Use of Networks To Gain Insights into the Functioning of Mammal Societies

Sunday, 15 February 2015: 8:00 AM-9:30 AM
Room 220C (San Jose Convention Center)
Tina Wey, New Mexico State University, Albuqurque, NM

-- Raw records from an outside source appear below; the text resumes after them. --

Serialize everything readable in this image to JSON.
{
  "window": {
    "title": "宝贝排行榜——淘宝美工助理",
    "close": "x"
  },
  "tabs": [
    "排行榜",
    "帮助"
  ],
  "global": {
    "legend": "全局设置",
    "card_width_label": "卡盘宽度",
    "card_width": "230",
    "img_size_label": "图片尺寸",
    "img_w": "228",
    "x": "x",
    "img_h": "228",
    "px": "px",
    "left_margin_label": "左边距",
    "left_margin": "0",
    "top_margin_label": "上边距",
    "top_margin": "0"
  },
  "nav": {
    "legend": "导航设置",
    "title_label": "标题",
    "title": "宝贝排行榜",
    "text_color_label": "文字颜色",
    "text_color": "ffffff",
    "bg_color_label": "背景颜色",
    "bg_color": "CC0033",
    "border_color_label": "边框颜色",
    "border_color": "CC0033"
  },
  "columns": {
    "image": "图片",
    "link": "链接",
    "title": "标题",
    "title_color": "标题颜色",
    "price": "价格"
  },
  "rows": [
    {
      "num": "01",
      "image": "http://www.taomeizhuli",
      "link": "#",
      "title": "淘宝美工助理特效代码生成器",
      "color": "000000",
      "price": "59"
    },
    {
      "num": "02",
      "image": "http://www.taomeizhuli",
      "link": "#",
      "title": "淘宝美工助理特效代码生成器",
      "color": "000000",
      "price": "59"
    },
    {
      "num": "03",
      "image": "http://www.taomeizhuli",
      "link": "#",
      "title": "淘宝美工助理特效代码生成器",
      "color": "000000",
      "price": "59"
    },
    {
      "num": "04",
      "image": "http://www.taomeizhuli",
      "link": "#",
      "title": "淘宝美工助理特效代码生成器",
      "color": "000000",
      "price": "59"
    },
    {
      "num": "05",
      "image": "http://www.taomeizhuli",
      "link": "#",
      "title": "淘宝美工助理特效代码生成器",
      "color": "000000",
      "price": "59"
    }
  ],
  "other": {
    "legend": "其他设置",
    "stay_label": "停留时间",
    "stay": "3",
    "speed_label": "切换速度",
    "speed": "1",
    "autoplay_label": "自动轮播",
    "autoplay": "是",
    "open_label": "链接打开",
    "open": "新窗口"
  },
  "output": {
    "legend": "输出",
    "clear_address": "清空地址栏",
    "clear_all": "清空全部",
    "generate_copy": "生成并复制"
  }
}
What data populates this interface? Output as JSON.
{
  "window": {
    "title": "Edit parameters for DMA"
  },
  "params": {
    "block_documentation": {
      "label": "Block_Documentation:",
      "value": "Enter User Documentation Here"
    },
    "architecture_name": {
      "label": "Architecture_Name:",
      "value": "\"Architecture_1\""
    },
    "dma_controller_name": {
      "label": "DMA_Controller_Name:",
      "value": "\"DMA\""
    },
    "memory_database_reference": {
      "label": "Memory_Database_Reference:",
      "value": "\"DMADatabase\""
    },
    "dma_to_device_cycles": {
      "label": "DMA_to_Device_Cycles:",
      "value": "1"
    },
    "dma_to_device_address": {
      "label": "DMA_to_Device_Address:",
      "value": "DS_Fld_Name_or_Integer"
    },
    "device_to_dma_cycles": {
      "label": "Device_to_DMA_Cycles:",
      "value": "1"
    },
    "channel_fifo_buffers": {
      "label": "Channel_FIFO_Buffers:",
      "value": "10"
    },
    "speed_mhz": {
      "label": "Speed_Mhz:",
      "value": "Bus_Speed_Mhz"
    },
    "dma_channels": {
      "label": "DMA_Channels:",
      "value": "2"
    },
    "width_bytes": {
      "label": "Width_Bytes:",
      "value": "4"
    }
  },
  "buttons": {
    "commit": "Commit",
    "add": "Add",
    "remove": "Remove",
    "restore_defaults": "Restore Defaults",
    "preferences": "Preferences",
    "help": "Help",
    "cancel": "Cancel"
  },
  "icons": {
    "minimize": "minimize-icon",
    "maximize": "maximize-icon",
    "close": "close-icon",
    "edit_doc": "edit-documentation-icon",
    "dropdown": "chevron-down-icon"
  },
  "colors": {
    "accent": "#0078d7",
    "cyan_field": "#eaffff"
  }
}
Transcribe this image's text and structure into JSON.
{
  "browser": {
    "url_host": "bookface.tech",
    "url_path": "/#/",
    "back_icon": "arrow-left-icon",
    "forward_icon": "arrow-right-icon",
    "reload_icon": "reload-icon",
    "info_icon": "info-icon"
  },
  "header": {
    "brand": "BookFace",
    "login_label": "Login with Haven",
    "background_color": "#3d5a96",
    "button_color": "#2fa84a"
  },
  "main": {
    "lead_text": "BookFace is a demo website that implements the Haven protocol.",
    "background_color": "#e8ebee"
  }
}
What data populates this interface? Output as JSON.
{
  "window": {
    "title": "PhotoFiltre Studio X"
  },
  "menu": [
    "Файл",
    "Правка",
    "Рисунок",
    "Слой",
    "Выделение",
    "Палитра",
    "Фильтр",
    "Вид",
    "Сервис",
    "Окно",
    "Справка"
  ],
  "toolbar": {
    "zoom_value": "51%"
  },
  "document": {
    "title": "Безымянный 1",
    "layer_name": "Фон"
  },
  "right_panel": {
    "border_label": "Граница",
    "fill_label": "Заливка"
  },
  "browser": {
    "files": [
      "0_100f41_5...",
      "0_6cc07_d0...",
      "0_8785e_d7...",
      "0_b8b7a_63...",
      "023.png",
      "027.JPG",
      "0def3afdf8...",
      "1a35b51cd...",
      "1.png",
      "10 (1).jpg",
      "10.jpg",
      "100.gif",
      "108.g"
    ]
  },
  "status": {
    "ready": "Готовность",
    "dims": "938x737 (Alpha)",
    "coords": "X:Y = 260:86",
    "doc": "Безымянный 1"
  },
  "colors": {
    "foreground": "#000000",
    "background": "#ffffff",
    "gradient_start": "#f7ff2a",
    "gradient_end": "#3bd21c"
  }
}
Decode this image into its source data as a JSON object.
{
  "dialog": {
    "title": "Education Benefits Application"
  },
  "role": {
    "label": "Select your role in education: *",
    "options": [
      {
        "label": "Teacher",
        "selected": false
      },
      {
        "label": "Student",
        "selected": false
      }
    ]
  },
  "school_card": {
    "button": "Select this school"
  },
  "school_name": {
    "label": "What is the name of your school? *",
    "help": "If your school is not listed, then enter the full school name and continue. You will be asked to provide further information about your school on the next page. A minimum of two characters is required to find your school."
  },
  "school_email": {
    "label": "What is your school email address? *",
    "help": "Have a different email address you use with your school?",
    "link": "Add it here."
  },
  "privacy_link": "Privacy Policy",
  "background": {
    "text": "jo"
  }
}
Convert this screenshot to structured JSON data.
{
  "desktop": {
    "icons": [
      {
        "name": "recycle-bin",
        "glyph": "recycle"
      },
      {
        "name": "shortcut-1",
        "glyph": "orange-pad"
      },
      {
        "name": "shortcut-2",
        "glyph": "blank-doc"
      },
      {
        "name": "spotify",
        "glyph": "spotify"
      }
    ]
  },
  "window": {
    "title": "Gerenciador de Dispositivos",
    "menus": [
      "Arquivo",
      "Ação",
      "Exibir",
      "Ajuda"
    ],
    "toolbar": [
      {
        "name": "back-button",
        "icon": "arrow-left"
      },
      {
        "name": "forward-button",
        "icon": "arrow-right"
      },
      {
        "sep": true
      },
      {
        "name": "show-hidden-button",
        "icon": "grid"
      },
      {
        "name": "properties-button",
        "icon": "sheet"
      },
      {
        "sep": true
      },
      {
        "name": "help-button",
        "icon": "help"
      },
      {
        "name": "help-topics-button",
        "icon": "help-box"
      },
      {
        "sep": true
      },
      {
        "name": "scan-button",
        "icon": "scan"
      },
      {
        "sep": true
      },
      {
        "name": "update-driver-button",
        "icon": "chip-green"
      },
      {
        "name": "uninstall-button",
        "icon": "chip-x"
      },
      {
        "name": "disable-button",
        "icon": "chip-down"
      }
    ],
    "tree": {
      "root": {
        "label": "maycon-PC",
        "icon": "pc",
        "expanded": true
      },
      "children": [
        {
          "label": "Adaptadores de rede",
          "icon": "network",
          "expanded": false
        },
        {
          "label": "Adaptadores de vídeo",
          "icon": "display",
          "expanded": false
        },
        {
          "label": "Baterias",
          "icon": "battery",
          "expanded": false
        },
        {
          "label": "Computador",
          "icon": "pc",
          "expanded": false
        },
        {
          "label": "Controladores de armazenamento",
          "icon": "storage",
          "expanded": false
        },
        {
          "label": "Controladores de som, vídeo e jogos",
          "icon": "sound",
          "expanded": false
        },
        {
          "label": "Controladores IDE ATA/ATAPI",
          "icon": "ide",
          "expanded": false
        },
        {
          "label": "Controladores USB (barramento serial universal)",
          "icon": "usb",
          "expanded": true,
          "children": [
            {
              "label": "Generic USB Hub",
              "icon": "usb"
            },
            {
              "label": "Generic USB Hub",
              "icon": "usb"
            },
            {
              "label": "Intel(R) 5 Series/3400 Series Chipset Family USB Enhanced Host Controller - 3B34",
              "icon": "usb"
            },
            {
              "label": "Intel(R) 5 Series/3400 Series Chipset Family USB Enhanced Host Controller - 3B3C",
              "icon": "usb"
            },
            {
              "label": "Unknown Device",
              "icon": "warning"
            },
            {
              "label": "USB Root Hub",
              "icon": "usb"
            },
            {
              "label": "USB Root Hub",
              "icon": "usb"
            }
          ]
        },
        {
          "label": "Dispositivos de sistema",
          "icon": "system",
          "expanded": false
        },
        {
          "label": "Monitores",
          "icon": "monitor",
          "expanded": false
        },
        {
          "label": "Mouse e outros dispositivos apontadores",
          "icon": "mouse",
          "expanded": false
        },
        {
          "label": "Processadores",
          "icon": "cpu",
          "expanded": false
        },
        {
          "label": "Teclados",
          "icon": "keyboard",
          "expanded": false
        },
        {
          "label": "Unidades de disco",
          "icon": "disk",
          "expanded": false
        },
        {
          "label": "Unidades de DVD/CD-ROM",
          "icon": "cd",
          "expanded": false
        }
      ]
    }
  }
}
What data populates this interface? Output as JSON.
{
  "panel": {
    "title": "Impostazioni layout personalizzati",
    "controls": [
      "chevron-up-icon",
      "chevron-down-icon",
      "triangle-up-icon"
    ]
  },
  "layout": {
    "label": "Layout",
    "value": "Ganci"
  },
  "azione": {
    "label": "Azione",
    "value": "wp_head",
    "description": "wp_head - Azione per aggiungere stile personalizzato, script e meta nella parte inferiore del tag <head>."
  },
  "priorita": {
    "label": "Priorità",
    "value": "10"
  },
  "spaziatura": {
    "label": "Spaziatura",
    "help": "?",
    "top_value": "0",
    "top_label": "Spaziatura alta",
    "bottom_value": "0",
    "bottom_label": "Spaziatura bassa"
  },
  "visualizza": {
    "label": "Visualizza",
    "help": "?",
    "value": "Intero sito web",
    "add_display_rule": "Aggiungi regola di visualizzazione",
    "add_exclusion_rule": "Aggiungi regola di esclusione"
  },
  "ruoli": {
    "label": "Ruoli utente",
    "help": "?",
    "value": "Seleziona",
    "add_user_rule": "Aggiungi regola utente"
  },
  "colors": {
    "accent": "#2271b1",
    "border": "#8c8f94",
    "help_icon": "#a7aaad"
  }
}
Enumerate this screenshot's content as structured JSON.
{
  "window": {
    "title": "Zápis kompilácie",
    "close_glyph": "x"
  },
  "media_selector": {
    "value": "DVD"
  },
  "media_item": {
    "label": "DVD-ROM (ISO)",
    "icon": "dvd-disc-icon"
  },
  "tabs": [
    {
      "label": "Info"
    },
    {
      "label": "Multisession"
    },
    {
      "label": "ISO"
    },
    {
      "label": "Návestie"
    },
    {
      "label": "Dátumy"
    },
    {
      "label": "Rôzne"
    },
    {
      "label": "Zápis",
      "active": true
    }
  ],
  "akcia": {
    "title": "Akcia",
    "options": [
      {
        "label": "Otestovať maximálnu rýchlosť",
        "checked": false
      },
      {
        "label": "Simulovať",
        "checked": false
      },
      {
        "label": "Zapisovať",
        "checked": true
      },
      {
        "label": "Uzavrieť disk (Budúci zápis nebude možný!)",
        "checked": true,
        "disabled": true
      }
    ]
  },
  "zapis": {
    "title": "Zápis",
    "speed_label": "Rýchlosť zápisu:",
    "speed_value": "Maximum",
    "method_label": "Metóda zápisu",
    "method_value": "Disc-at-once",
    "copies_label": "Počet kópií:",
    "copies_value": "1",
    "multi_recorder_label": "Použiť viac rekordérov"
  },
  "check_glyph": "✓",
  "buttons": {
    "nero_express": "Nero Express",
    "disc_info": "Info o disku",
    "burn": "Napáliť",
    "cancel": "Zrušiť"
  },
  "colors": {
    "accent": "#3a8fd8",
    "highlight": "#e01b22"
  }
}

There is remarkable diversity in the social organization of animals, both across and within species, and a major area of interest in behavioral ecology is to study the evolution and maintenance of social variation. While there are potential benefits of living in groups, there are also a number of costs that often come with group living, including increased competition with other members of the group and increased risk of parasitism. Living socially brings individuals into contact more often, and social interactions are likely to occur. The interactions we observe may reflect patterns of conflict and cooperation between individuals.